Great review. Historical fiction, my kind of book. Thanks Kirsten.
I’m always intrigued by unique ways of telling nonfiction stories. Blank verse is brilliant.
This sounds great. I love learning about this time-period. 🙂
This book is amazing. I can’t wait to get back to Virginia and take the kids to see Emancipation Oak.
This book looks brilliant and exciting and moving and educational all in one, Kirsten! A great addition to our list! Since we’re not running PPBF this week or next due to the March Madness Writing Contest, please add it to the April 4 list!!!
I know, Susanna, I was so anxious to review it, I totally forgot there was no PPBF. I will repost April 4th.
It’s a Kirsten two-fer this week! I didn’t know you were from VA. And you make me want to read more NF!
Yes, Wendy, I am far from my East Coast roots. But we are able to get back and visit, which is fun for the boys.
This book looks fantastic. Thank you for sharing it!
I reviewed it a couple of weeks ago because I totally forgot about March Madness. I wanted to make sure it didn’t get overlooked.
Great review! Looks like an interesting book – a big topic for a picture book. It’s amazing to me how so much can be said in so few pages.
Glad you put this in the list this week. As I got behind on some blog reading as I “played catchup” during the March Madness. 🙂

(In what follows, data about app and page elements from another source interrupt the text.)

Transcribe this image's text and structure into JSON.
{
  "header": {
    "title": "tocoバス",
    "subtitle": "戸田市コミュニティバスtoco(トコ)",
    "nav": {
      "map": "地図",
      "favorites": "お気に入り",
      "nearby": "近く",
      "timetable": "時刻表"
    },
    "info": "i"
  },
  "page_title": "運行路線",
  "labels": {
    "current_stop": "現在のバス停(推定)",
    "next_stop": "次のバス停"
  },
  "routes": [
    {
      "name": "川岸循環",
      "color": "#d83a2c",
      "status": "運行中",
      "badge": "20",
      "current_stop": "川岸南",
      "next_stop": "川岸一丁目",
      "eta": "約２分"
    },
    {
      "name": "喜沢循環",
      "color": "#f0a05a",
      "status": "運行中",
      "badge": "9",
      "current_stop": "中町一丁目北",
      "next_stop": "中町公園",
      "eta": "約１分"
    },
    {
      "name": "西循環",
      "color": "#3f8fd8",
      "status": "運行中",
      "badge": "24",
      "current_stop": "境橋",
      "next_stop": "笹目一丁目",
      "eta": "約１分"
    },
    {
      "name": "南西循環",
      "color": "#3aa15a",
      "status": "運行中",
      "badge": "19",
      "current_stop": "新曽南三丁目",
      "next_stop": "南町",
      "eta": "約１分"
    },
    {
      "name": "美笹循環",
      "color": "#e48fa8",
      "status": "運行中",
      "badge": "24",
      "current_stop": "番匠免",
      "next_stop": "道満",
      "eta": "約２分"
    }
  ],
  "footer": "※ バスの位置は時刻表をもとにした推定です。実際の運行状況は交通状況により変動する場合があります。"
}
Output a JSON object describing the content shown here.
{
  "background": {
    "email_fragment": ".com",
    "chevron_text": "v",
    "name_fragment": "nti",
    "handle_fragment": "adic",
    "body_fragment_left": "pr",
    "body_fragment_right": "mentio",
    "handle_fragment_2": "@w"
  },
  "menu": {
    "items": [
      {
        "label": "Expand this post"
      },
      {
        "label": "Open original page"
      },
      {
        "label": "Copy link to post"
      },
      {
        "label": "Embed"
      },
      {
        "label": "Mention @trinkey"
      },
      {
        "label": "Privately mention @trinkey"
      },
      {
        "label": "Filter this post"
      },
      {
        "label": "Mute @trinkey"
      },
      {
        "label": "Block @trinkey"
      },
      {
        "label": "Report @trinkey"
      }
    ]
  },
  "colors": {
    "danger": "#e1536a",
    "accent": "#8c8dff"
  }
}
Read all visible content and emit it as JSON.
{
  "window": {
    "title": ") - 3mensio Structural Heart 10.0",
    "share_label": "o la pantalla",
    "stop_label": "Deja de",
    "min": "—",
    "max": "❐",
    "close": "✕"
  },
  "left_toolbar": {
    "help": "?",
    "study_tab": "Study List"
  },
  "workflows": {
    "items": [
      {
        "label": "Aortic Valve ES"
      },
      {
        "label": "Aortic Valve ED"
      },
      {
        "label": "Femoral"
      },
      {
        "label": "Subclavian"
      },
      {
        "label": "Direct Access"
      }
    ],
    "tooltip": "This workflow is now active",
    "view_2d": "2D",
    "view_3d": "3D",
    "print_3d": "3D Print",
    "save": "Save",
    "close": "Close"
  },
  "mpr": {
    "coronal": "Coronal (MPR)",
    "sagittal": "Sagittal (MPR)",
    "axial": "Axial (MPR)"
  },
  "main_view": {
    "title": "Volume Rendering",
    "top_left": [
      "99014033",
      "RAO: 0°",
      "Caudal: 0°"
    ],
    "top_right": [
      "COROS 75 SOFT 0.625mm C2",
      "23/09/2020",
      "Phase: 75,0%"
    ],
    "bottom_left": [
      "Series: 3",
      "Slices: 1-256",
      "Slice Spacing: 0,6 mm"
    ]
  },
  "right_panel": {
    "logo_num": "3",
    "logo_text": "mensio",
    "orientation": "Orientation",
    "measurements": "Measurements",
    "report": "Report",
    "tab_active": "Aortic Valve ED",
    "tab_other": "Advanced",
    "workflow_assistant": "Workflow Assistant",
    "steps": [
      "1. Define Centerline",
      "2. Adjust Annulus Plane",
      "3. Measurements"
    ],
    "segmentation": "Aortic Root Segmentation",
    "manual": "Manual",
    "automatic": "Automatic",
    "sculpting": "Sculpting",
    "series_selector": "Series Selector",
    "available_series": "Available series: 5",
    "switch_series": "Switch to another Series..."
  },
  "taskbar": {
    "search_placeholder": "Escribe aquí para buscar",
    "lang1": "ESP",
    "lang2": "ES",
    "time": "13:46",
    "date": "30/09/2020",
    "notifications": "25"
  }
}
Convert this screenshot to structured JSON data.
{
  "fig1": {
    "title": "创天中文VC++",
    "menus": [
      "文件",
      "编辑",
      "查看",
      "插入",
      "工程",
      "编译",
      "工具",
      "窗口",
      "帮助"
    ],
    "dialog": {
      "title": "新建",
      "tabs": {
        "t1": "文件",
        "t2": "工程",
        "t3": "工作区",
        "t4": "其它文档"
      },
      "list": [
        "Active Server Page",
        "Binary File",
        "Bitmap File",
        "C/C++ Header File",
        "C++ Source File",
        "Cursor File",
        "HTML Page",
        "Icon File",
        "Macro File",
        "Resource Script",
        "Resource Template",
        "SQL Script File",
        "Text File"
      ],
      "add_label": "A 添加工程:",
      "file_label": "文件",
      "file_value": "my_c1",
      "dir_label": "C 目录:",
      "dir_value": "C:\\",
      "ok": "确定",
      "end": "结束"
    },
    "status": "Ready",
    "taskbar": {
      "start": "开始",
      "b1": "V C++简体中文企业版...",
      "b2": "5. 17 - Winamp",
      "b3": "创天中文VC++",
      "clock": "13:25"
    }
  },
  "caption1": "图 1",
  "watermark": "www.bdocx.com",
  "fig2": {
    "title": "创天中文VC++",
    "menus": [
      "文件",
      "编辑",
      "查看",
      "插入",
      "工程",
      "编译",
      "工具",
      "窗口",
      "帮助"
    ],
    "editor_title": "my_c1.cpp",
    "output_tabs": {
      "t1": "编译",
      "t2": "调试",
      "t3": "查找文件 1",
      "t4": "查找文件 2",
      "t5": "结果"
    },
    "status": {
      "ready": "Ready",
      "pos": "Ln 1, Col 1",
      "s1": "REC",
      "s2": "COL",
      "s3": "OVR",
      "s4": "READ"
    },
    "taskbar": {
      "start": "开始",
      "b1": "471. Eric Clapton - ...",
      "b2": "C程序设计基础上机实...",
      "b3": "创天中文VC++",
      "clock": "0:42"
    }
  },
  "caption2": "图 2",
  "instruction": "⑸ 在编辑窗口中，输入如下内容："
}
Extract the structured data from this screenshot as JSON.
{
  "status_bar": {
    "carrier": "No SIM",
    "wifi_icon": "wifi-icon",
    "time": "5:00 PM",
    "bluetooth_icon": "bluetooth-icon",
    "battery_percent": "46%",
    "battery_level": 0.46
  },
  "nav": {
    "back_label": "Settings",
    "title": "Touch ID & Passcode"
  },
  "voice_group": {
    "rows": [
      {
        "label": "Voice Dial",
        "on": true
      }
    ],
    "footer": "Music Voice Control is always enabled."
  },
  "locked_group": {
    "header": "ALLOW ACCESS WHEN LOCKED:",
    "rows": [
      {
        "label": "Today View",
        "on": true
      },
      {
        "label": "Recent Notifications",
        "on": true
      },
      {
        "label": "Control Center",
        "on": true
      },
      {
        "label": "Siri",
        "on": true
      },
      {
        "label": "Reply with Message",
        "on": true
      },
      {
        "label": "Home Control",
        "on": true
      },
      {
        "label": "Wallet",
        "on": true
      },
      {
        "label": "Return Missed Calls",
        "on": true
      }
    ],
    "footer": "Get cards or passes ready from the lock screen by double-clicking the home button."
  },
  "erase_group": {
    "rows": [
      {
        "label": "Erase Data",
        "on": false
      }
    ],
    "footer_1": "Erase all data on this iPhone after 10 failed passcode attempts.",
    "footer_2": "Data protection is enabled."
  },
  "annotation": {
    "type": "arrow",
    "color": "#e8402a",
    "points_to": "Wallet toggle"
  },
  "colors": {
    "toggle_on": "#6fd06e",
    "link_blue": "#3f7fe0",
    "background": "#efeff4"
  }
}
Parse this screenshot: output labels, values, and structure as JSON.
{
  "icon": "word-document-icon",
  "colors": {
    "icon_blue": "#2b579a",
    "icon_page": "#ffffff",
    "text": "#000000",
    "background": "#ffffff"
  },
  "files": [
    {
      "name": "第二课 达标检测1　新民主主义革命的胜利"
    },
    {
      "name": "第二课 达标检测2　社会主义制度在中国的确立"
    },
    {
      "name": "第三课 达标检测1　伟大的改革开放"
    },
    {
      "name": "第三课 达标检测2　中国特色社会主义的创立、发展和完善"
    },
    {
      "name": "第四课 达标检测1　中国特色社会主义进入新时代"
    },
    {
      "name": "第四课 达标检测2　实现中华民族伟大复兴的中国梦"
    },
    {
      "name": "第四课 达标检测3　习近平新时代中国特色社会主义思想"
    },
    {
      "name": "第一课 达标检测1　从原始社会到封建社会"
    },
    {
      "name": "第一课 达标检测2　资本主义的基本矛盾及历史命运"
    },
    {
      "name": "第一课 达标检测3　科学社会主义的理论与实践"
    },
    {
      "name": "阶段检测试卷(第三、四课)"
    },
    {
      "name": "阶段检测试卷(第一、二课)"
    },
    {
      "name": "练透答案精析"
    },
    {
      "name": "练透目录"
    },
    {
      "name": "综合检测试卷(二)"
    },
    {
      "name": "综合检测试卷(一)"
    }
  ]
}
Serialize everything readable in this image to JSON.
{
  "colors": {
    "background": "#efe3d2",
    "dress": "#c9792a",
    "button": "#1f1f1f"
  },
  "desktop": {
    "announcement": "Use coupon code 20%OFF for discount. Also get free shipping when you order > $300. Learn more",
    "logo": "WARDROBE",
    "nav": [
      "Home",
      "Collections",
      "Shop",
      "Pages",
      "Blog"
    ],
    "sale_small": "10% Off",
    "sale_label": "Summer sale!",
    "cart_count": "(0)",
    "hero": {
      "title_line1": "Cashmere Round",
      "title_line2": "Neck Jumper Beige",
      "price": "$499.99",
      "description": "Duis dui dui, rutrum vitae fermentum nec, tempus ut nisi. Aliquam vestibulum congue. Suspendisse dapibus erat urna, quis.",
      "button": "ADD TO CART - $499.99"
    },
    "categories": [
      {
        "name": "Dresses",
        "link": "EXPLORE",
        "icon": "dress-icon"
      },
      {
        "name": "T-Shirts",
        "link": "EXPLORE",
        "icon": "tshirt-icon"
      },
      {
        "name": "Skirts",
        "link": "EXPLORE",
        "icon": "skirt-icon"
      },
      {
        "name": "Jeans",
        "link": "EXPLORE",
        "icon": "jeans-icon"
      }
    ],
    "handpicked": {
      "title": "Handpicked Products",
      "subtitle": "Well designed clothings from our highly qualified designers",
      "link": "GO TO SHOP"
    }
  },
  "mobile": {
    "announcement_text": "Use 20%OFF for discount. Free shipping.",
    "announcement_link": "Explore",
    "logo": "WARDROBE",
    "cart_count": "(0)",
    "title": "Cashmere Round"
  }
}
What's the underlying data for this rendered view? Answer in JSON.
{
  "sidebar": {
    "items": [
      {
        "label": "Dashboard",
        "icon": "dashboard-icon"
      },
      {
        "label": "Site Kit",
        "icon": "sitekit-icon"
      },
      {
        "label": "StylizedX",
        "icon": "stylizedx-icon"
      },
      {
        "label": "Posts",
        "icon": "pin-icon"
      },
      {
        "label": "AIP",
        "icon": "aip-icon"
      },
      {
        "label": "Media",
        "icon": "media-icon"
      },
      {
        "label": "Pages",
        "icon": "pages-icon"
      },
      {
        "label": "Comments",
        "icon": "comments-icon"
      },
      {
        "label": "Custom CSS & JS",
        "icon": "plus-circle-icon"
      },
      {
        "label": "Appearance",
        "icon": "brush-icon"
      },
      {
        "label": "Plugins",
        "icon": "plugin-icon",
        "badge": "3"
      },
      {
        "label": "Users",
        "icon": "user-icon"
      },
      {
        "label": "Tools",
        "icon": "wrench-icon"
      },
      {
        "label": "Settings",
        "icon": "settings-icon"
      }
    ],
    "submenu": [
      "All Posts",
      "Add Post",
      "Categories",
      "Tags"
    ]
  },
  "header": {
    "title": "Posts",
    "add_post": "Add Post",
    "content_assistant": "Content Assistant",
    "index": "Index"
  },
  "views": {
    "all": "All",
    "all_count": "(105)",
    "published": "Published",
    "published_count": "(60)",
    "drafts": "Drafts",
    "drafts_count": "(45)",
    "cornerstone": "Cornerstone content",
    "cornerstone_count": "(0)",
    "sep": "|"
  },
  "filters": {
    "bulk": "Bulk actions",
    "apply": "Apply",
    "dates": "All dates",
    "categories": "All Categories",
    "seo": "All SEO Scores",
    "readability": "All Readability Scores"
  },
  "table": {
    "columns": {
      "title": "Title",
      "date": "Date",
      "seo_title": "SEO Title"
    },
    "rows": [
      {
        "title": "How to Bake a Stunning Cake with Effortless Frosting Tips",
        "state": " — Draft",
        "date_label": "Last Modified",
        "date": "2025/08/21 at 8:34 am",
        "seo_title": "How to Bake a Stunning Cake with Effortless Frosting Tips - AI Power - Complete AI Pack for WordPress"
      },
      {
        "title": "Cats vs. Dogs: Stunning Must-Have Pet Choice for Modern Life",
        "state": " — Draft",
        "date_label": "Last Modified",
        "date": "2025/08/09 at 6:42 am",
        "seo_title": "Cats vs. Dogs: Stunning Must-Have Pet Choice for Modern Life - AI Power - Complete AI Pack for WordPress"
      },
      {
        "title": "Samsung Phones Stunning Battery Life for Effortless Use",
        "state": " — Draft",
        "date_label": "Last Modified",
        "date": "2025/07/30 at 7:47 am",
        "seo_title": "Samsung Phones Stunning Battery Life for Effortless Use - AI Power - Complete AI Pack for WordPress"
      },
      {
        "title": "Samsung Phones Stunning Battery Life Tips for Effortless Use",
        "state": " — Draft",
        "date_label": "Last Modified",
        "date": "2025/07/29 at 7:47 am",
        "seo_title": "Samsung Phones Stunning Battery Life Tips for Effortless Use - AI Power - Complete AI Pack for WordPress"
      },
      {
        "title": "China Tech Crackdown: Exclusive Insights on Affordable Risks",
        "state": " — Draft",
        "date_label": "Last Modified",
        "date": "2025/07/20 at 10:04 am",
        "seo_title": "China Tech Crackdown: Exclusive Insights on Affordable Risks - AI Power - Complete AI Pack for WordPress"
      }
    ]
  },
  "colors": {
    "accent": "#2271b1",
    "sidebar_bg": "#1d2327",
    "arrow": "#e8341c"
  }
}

I forgot about March Madness and posted it on my blog during the competition. I wanted to make sure it didn’t get overlooked, since it’s fabulous.